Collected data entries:

--

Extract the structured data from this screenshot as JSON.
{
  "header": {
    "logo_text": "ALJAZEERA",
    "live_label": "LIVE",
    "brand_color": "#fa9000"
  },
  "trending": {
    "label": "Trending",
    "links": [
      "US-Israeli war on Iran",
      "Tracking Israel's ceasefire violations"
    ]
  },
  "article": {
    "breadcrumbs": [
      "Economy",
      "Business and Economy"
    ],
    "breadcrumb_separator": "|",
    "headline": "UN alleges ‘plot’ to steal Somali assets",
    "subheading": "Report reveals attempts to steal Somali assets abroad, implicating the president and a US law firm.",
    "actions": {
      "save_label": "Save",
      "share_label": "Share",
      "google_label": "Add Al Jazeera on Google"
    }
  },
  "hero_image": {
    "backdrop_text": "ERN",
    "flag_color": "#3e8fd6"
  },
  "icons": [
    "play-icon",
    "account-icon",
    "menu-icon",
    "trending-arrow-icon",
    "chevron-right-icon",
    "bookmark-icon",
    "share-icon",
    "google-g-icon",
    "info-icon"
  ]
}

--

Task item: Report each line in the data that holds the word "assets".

Solved exercise:
    "headline": "UN alleges ‘plot’ to steal Somali assets",
    "subheading": "Report reveals attempts to steal Somali assets abroad, implicating the president and a US law firm.",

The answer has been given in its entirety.